Lately, so many little things seem to annoy me:
The never ending mess in the house. Clean up one room, turn around for five minutes, and it's dirty again. The sheer frustration of mopping the floor one afternoon and that evening walking around with black feet because the dirt has crept in under the door and soiled the floor all over again.
The one tiny little Lego that maliciously crept to the middle of the stairway just as I was innocently walking down the stairs barefoot. The tidal wave of stuff that threatens havoc on each of the rooms in the house. Seriously--where did it all come from?? We didn't arrive here with much, I promise. It's worse than those obnoxious kid's meal toys that accumulated around our previous house faster than rabbits.
The endless amount of homework and studying. I'll shortly be 38 years old, and I have a husband and four kids to be a wife and mom to. Who has time for homework or studying? There ought to be a law prohibiting homework after you turn 25. You can easily spot the third trimester students on campus. We're the ones stumbling around like the walking dead, mumbling conjugations under our breaths. Most of us have absorbed so many of the these that they've squeezed out other information in our heads. Information that used to be important---like our names, for example. I had a middle name once, but who can remember? I can remember my kids' full names at this point only because they insist on writing them out on every drawing they make.

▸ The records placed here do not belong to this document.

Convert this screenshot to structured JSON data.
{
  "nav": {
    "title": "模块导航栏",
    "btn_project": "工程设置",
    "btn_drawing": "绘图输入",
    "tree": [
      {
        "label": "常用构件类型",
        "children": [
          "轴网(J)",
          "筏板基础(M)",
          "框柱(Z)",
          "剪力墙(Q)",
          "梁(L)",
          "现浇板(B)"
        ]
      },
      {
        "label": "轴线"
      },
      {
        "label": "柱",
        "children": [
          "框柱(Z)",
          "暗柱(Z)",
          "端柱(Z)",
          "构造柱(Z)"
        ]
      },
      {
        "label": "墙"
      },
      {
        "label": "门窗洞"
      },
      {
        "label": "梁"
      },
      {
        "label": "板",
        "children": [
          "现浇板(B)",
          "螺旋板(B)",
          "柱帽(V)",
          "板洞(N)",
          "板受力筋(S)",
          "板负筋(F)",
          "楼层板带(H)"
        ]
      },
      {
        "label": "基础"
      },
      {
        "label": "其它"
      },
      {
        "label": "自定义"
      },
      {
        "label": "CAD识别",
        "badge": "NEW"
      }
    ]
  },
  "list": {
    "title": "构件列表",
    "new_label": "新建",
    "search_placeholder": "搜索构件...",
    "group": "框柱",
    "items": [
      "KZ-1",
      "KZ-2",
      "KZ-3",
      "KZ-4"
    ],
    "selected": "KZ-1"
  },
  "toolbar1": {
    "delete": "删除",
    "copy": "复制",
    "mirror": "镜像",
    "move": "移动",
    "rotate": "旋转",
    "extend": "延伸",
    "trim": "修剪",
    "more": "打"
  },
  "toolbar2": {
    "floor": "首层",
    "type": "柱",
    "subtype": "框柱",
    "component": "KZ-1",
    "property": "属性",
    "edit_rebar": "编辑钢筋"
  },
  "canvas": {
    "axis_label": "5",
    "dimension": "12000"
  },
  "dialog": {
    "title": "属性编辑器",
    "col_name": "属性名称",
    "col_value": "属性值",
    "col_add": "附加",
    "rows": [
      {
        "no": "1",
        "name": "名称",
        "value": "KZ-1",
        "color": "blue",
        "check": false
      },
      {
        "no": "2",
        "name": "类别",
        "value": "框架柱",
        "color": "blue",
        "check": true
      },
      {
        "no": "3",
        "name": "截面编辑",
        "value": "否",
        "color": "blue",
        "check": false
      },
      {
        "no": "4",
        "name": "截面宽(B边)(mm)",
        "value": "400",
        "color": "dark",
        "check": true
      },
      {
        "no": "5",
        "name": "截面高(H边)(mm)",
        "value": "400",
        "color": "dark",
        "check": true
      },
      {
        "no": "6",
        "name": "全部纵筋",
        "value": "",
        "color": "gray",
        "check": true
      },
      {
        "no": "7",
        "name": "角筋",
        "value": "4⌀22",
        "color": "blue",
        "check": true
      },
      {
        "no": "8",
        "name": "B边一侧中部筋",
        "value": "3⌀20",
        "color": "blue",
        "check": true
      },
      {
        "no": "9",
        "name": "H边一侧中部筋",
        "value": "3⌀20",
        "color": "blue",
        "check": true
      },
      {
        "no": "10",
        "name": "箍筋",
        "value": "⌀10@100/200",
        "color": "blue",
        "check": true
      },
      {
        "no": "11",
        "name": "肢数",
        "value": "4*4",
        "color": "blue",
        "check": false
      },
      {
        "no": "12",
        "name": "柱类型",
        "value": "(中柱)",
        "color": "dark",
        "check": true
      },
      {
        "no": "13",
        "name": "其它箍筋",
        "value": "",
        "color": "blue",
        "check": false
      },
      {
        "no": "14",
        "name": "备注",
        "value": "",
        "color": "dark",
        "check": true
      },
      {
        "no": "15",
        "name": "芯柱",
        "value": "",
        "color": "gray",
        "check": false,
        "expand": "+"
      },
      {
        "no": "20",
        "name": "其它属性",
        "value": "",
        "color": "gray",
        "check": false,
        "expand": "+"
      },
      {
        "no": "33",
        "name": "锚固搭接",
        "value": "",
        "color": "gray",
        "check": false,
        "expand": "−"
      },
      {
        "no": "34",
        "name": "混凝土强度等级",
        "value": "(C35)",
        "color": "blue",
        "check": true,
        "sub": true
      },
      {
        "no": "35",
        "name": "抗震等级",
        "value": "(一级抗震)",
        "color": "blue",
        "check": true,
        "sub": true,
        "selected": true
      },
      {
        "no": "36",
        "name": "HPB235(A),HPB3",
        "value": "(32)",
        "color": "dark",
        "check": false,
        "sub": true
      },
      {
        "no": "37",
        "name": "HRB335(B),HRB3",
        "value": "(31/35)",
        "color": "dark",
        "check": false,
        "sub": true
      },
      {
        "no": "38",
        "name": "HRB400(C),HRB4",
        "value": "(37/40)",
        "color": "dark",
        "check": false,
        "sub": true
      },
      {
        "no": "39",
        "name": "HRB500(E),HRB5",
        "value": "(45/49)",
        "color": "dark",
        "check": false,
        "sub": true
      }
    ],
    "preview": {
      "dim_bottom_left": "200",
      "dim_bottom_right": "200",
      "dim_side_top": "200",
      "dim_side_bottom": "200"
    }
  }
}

Never being able to go anywhere as a family without walking, stuffing ourselves on city buses like sardines in a can, or shelling out the big bucks for two taxis. The feeling of truly being hunters and gatherers as we patronize at least four different stores each month just for our grocery staples. Sometimes the one thing I miss the most about our life in the States is the ability to drive (drive!) to Kroger or Walmart and purchase everything on my list without breaking the bank.
Probably the biggest thing that annoys me right now is the waiting. Waiting to finish language school. Waiting to get to Mexico. I've gotten so focused on the next step that I've mentally checked out. After all, haven't we been waiting 14 years for this (from the time we received our calling to Mexico way back in college)? I think a little excitement is allowed, right?
And then yesterday I was dumbfounded when my youngest son began crying in earnest. Thinking he was hurt, I asked him what was the matter. "I don't want to leave!" he wailed. He and the other children have, in our short time here, really embraced Costa Rica and the people they've met. This is home to them. Their thoughts are not already in Mexico, as ours are. They are here. In the present. Living each moment to the fullest extent. There are friends to play with, friends to say goodbye to. Tests to take. Parties to enjoy. Still an entire summer to be enjoyed.
I realized tonight that if I spent every waking minute cataloging all of the things that annoy me, or allow myself to mentally check out of my time here, I will miss a great deal. I'll miss meaningful relationships. Miss valuable lessons God may be trying to teach me. God has placed us here. Now. For this duration. Yes, I'll continue to be tired. Would that change in Mexico? Probably not. Yes, my house will continue to be messier than I'd like. Will that change in Mexico? Definitely not. True, I won't have homework. But there will be a number of things that require my time and attention as well. And if I continue to focus on the negatives--things that I can't change, by the way--I'll essentially be letting my grumpiness steal the joy I could find in each moment.
We've spent a lot of time in my grammar classes studying the past tense. It's complicated. There are three forms to describe past tense. We've also studied future tense. It's not a picnic in the park, either. Perhaps the easiest to work with is the present tense. I think there's a lesson there. Not that life now is easy. Far from it. The present tense has it's irregularities to deal with. Just like daily living. But taken as a whole, if I focus on enjoying each moment, each day, things are a lot less complicated.
Just like the present tense.